The problem
Print the data exactly as written, line for line, and leave its pictures behind.

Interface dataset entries
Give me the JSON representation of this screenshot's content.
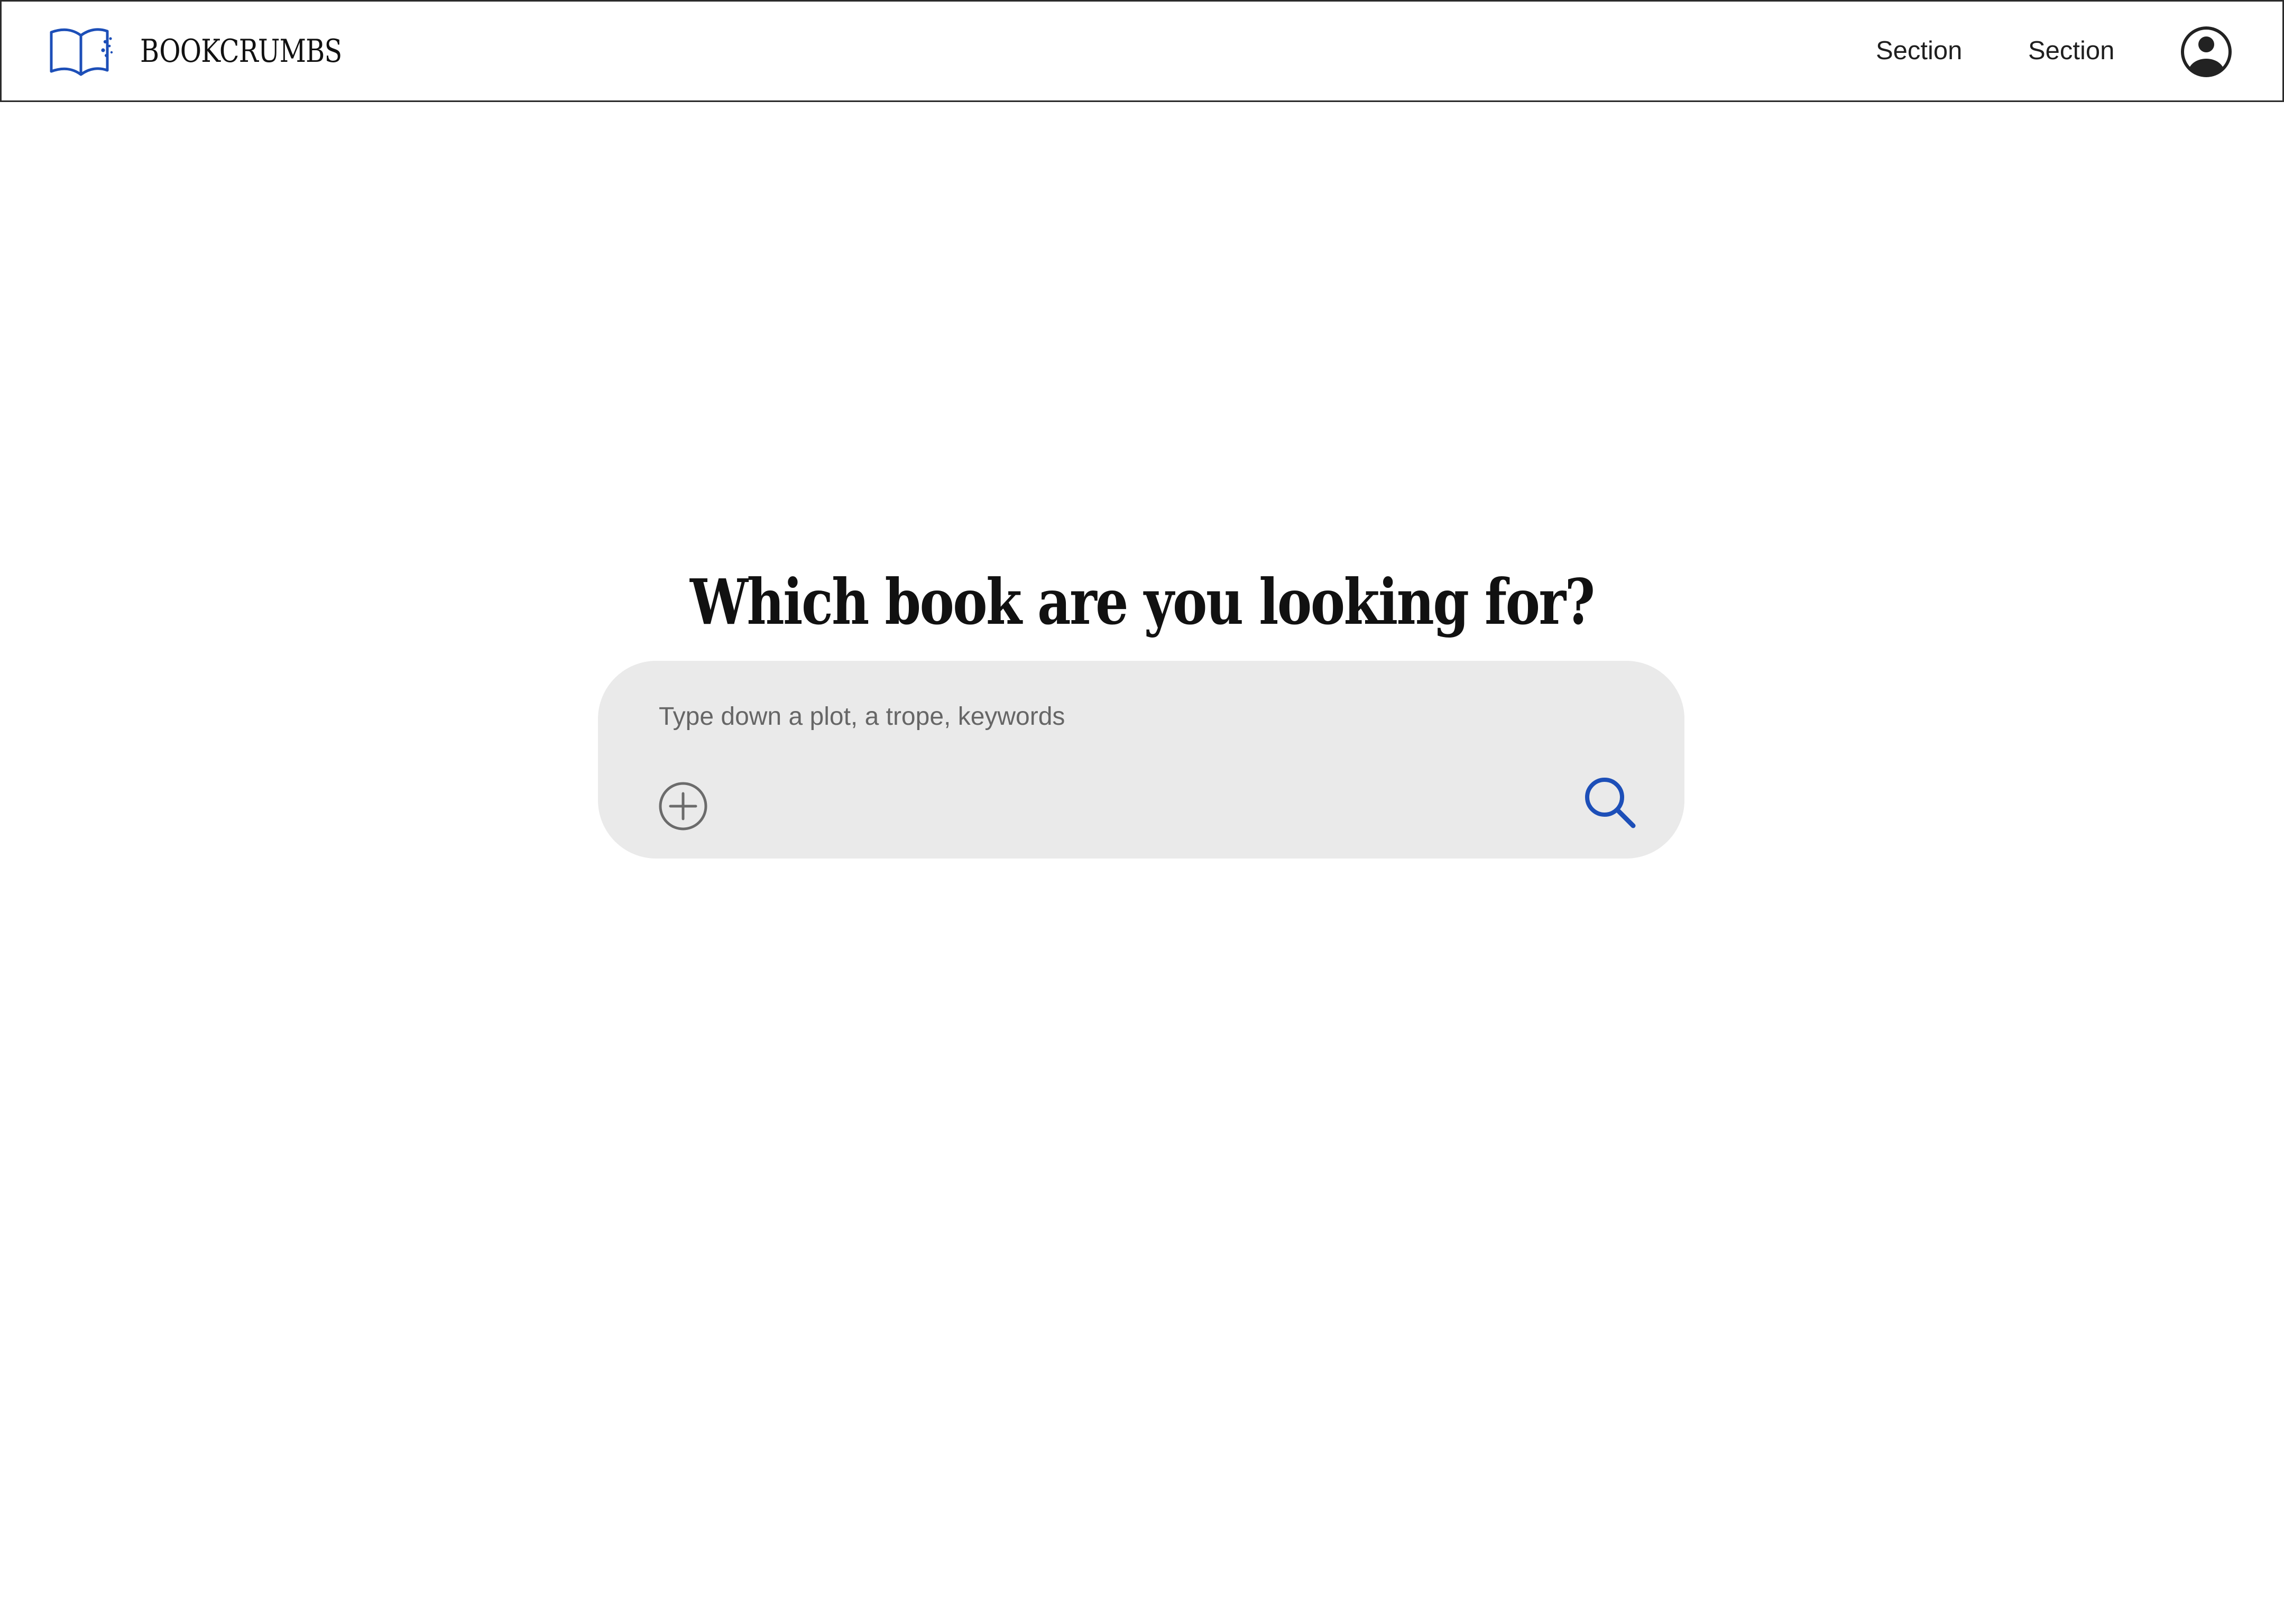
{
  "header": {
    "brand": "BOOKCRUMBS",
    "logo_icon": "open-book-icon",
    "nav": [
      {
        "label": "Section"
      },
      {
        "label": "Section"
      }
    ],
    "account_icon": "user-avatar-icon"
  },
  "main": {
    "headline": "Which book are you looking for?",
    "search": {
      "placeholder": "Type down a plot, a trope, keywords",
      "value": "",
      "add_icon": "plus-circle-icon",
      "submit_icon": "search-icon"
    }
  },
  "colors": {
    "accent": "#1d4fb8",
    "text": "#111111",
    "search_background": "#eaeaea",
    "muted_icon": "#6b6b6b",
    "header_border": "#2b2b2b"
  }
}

Answer space
Give me the JSON representation of this screenshot's content.
{
  "header": {
    "brand": "BOOKCRUMBS",
    "logo_icon": "open-book-icon",
    "nav": [
      {
        "label": "Section"
      },
      {
        "label": "Section"
      }
    ],
    "account_icon": "user-avatar-icon"
  },
  "main": {
    "headline": "Which book are you looking for?",
    "search": {
      "placeholder": "Type down a plot, a trope, keywords",
      "value": "",
      "add_icon": "plus-circle-icon",
      "submit_icon": "search-icon"
    }
  },
  "colors": {
    "accent": "#1d4fb8",
    "text": "#111111",
    "search_background": "#eaeaea",
    "muted_icon": "#6b6b6b",
    "header_border": "#2b2b2b"
  }
}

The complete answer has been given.